(WHAT YOU ARE ASKED TO DO): All entries must be given again exactly as written.
Segment Start: EXTRACTED RECORDS
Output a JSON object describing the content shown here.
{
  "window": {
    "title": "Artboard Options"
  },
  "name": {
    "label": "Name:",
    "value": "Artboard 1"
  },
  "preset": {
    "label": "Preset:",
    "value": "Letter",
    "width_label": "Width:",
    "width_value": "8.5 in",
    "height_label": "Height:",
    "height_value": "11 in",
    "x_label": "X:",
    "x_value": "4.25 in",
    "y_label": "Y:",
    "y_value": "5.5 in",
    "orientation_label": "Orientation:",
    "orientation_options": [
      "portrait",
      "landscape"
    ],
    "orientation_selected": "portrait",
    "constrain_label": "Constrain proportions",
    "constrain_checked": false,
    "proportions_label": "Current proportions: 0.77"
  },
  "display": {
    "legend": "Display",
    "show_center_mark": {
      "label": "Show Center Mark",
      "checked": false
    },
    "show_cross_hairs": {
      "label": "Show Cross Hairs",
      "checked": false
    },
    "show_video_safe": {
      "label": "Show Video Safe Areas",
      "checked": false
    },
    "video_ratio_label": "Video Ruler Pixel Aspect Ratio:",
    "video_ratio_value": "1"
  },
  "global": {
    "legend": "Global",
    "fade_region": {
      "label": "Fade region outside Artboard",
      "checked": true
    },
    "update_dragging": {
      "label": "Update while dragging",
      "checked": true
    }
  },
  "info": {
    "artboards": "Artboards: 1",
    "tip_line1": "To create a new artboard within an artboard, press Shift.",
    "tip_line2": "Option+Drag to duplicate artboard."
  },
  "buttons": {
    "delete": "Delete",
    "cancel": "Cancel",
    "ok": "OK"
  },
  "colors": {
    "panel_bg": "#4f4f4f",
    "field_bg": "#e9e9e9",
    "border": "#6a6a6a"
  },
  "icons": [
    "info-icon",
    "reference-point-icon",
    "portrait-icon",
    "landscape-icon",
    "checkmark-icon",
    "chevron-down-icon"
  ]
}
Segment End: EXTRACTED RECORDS
(TASK SOLUTION):
Output a JSON object describing the content shown here.
{
  "window": {
    "title": "Artboard Options"
  },
  "name": {
    "label": "Name:",
    "value": "Artboard 1"
  },
  "preset": {
    "label": "Preset:",
    "value": "Letter",
    "width_label": "Width:",
    "width_value": "8.5 in",
    "height_label": "Height:",
    "height_value": "11 in",
    "x_label": "X:",
    "x_value": "4.25 in",
    "y_label": "Y:",
    "y_value": "5.5 in",
    "orientation_label": "Orientation:",
    "orientation_options": [
      "portrait",
      "landscape"
    ],
    "orientation_selected": "portrait",
    "constrain_label": "Constrain proportions",
    "constrain_checked": false,
    "proportions_label": "Current proportions: 0.77"
  },
  "display": {
    "legend": "Display",
    "show_center_mark": {
      "label": "Show Center Mark",
      "checked": false
    },
    "show_cross_hairs": {
      "label": "Show Cross Hairs",
      "checked": false
    },
    "show_video_safe": {
      "label": "Show Video Safe Areas",
      "checked": false
    },
    "video_ratio_label": "Video Ruler Pixel Aspect Ratio:",
    "video_ratio_value": "1"
  },
  "global": {
    "legend": "Global",
    "fade_region": {
      "label": "Fade region outside Artboard",
      "checked": true
    },
    "update_dragging": {
      "label": "Update while dragging",
      "checked": true
    }
  },
  "info": {
    "artboards": "Artboards: 1",
    "tip_line1": "To create a new artboard within an artboard, press Shift.",
    "tip_line2": "Option+Drag to duplicate artboard."
  },
  "buttons": {
    "delete": "Delete",
    "cancel": "Cancel",
    "ok": "OK"
  },
  "colors": {
    "panel_bg": "#4f4f4f",
    "field_bg": "#e9e9e9",
    "border": "#6a6a6a"
  },
  "icons": [
    "info-icon",
    "reference-point-icon",
    "portrait-icon",
    "landscape-icon",
    "checkmark-icon",
    "chevron-down-icon"
  ]
}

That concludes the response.